"These new images give us a breathtaking, super-high resolution window into Pluto's geology," says New Horizons Principal Investigator Alan Stern. "Nothing of this quality was available for Venus or Mars until decades after their first flybys; yet at Pluto we're there already – down among the craters, mountains and ice fields – less than five months after flyby! The science we can do with these images is simply unbelievable."
Like the other images returned from New Horizons in recent months, the images were taken by the spacecraft's Long Range Reconnaissance Imager (LORRI), though a slightly different technique was used. Rather than the typical point and shoot approach, LORRI was made to snap pictures every three seconds, while the craft's Ralph/Multispectral Visual Imaging Camera (MVIC) scanned the surface.
To avoid blurring, the images were taken at very short exposures, resulting in photos NASA says are of six times better resolution than the global map of Pluto produced in July, giving scientists new insights into the dwarf planet's unique features.
"Impact craters are nature's drill rigs, and the new, highest-resolution pictures of the bigger craters seem to show that Pluto's icy crust, at least in places, is distinctly layered," says William McKinnon, deputy lead of the New Horizons Geology, Geophysics and Imaging team. "Looking into Pluto's depths is looking back into geologic time, which will help us piece together Pluto's geological history."
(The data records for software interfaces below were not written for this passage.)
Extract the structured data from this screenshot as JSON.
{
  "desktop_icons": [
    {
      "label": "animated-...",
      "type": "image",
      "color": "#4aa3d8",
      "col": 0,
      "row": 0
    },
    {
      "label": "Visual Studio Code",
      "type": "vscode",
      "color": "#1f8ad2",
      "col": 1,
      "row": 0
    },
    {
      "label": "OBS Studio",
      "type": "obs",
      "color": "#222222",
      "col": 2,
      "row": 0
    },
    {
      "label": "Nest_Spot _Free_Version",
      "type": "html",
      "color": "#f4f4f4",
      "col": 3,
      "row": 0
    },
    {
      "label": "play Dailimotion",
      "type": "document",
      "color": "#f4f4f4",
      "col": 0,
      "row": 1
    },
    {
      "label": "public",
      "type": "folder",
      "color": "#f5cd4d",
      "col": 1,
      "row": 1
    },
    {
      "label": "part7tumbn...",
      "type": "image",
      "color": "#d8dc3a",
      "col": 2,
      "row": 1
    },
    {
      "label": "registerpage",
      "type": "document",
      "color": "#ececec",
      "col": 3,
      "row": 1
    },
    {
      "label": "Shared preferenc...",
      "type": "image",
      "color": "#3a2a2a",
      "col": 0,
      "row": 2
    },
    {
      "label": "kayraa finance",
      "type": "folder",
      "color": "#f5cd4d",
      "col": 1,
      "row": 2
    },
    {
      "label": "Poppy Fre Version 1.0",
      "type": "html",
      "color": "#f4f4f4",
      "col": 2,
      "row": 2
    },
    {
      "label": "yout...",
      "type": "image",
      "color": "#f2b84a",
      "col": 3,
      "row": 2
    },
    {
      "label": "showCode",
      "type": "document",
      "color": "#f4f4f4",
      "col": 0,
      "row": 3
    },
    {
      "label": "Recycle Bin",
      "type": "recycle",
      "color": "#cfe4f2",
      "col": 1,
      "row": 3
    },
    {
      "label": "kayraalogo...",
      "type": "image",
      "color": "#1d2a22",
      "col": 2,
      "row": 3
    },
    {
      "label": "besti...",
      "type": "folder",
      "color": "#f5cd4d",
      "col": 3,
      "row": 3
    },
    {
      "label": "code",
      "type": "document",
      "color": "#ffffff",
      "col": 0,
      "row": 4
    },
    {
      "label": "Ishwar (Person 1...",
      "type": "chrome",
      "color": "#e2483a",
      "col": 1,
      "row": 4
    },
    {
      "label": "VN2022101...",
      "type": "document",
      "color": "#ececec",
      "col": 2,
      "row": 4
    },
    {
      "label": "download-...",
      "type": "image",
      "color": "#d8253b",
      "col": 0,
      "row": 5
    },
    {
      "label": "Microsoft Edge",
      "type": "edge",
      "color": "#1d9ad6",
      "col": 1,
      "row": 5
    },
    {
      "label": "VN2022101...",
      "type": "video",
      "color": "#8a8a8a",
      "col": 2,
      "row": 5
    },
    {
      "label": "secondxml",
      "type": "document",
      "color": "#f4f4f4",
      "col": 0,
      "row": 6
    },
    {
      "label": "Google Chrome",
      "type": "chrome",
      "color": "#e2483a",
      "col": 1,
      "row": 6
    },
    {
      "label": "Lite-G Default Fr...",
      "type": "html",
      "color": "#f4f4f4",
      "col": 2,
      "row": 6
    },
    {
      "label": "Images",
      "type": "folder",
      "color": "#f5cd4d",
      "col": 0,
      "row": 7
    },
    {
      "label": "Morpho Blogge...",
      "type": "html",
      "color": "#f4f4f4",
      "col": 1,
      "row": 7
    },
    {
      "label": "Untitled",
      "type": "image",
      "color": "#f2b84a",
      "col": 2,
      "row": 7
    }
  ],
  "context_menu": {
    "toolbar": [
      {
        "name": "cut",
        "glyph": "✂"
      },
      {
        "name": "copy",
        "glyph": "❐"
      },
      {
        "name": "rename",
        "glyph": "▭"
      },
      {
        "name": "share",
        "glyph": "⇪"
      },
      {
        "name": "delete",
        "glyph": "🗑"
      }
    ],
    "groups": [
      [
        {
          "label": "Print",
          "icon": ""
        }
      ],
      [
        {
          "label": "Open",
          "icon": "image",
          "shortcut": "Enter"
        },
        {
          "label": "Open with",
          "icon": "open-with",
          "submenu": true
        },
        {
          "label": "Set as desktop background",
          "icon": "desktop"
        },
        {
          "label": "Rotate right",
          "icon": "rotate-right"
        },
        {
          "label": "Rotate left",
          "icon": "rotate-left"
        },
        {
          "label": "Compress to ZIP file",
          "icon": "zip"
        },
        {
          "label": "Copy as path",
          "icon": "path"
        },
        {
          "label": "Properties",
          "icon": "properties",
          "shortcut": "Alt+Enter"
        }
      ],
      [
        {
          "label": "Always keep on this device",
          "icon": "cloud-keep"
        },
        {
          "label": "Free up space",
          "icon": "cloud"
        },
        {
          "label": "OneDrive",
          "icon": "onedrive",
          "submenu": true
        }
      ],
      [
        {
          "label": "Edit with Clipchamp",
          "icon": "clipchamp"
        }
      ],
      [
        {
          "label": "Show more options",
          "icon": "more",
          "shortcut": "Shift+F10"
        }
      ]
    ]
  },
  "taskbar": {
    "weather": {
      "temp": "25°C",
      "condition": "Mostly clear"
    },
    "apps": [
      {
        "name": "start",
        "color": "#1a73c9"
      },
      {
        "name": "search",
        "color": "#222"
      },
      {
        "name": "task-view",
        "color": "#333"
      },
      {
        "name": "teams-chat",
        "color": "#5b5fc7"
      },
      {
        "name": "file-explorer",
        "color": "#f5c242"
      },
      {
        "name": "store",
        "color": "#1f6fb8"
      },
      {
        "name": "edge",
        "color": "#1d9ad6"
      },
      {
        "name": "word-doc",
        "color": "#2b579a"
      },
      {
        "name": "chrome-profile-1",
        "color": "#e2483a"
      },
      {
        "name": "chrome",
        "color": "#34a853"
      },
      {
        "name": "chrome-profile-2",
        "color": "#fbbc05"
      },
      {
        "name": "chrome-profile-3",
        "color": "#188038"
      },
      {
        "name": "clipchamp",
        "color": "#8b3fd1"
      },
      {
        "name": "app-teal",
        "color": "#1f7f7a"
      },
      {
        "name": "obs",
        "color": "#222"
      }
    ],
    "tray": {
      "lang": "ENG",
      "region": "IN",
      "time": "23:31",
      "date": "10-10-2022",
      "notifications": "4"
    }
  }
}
The animation below offers a flyover of the region observed in the images, while a large version of the composition can be viewed online here (be sure to zoom in).